Organization skills can do a lot for kids. When it comes to school, organization is essential for keeping track of homework, projects and study schedules. But that means organization itself can feel like something of a chore for many kids. That’s why it can be helpful to teach your kids organization skills by starting with hobbies and extra-curricular activities. Learning to organize something they love can help kids internalize good habits that they can later apply to school, work and life in general.
There are three organizational requirements that most kids’ activities share, whether they’re sports, arts or technology-oriented: scheduling, materials and practice. Here’s how you can teach organization through each one.
Parents are usually the ones making sure kids get where they need to go on time, but that doesn’t mean kids can’t share some of the responsibility. Depending on the age of the child, lots of kids can at least contribute to the schedule, whether it’s something as simple as marking the next lesson or practice on the family calendar with a Post-it® Super Sticky Note, or as complex as keeping track of their own schedules and letting parents know when they’ll need a ride to a lesson.
There’s almost no activity kids do that doesn’t require materials – sports equipment (sometimes lots!), art supplies, sheet music, costumes or uniforms, among others. Giving kids the responsibility for their own equipment at an early age is a great way to teach them that organization can have a big impact. For younger children, it might be as simple asking them what they need for practice and creating a checklist on a Post-it® List Note that they can mark off as they get their bag or backpack ready.

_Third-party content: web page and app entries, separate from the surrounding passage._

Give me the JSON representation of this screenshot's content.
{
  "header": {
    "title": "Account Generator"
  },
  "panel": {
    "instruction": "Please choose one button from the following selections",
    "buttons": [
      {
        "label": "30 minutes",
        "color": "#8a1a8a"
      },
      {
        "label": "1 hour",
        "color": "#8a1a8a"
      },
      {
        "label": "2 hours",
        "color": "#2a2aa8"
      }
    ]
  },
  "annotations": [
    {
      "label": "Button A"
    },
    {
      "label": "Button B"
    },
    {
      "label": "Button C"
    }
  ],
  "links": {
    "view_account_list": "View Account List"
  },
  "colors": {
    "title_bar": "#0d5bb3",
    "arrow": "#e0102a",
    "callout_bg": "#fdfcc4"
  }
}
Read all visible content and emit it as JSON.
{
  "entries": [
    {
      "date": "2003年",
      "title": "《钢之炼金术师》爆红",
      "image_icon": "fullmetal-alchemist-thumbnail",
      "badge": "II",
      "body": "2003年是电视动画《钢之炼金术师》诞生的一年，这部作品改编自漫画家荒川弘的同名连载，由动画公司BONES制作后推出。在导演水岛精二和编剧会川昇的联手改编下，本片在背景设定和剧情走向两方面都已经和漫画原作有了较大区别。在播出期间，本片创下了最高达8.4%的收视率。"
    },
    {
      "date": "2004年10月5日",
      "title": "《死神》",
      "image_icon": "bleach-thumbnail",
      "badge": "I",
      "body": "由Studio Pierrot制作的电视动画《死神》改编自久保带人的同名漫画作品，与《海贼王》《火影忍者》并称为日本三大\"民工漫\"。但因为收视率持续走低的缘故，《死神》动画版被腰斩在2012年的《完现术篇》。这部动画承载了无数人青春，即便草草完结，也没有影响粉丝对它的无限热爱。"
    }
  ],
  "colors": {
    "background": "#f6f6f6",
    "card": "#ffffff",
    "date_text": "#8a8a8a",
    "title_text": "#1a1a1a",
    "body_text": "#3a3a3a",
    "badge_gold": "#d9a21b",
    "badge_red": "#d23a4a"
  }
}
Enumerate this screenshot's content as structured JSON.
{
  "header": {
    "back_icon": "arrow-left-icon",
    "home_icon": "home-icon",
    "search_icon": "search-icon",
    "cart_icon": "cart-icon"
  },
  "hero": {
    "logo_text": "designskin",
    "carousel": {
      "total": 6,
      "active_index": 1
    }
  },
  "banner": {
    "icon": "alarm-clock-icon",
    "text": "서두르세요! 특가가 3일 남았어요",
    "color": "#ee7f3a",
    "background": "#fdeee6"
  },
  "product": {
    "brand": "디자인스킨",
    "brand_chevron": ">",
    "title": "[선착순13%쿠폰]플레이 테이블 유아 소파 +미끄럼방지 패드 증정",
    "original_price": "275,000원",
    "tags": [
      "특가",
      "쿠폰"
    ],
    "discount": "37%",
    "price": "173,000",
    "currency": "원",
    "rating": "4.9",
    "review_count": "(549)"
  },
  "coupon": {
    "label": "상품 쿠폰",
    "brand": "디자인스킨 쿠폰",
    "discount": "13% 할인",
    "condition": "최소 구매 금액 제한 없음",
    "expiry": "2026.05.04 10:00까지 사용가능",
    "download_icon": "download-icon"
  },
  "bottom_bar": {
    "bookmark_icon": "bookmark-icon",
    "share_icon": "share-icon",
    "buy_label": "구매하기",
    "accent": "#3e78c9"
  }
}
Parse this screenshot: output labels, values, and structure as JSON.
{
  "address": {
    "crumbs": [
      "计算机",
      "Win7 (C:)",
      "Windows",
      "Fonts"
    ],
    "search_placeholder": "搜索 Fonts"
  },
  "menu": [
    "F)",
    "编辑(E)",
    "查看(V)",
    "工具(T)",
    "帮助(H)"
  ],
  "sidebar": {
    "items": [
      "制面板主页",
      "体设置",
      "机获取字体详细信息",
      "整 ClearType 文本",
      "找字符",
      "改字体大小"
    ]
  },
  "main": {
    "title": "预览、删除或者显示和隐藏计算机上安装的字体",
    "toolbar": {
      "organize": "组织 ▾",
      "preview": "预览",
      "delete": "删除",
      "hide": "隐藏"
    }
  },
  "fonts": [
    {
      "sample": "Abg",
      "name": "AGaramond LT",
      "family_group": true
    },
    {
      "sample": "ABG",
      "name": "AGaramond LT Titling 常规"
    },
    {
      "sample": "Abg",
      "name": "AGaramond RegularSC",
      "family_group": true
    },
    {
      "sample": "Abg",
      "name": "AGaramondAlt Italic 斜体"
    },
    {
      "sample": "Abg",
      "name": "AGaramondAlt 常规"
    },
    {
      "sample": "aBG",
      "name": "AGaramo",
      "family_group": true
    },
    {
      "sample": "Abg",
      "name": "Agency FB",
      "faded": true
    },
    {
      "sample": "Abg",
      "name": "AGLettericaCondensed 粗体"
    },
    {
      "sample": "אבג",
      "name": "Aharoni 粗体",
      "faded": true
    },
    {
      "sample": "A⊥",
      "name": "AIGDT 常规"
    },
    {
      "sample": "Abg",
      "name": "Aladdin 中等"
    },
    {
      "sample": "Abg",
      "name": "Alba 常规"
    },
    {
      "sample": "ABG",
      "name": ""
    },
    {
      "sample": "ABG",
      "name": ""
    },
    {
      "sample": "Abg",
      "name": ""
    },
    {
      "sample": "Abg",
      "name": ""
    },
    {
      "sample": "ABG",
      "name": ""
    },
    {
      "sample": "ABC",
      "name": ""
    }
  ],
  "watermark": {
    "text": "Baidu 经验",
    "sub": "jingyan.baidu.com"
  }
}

For older kids, it could extend to having them do their own laundry, pack their own bags and get them out to the car at the right time.
Many extra-curriculars, especially the arts, require lots of solo practice, studying and memorization. A good way for kids to start to get a handle on keeping track of lots of information is to color-code assignments or passages by priority. That sounds complicated, but it’s really pretty simple – just have kids add Post-it® Flags in their favorite colors to the biggest priority items (a piece of music for the next lesson, a page of a sports playbook or the next page of a script he or she has to learn). Older kids can add other layers of color-coding to indicate second and third priorities, as well as breaking complicated items down into parts in order to better isolate areas to concentrate on.
Simple steps like these can help instill the habits of organization in kids before they ever start formally learning what it means to outline, file or keep calendars. And when it comes time to keep track of the really important stuff, chances are they’ll be better prepared to take charge and make sure everything gets done.